[[ Records for the task open ]]

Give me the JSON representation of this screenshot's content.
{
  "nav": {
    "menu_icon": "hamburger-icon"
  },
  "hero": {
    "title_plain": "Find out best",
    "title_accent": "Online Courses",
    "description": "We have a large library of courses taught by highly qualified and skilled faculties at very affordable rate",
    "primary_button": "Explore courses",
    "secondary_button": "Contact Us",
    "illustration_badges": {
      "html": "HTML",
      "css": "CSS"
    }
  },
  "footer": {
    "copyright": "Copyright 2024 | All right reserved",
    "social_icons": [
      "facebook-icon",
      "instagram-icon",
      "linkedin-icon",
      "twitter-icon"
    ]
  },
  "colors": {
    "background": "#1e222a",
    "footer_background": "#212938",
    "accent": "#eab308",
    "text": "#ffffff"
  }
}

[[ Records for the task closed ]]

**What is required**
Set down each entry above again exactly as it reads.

**Exercise answer**
Give me the JSON representation of this screenshot's content.
{
  "nav": {
    "menu_icon": "hamburger-icon"
  },
  "hero": {
    "title_plain": "Find out best",
    "title_accent": "Online Courses",
    "description": "We have a large library of courses taught by highly qualified and skilled faculties at very affordable rate",
    "primary_button": "Explore courses",
    "secondary_button": "Contact Us",
    "illustration_badges": {
      "html": "HTML",
      "css": "CSS"
    }
  },
  "footer": {
    "copyright": "Copyright 2024 | All right reserved",
    "social_icons": [
      "facebook-icon",
      "instagram-icon",
      "linkedin-icon",
      "twitter-icon"
    ]
  },
  "colors": {
    "background": "#1e222a",
    "footer_background": "#212938",
    "accent": "#eab308",
    "text": "#ffffff"
  }
}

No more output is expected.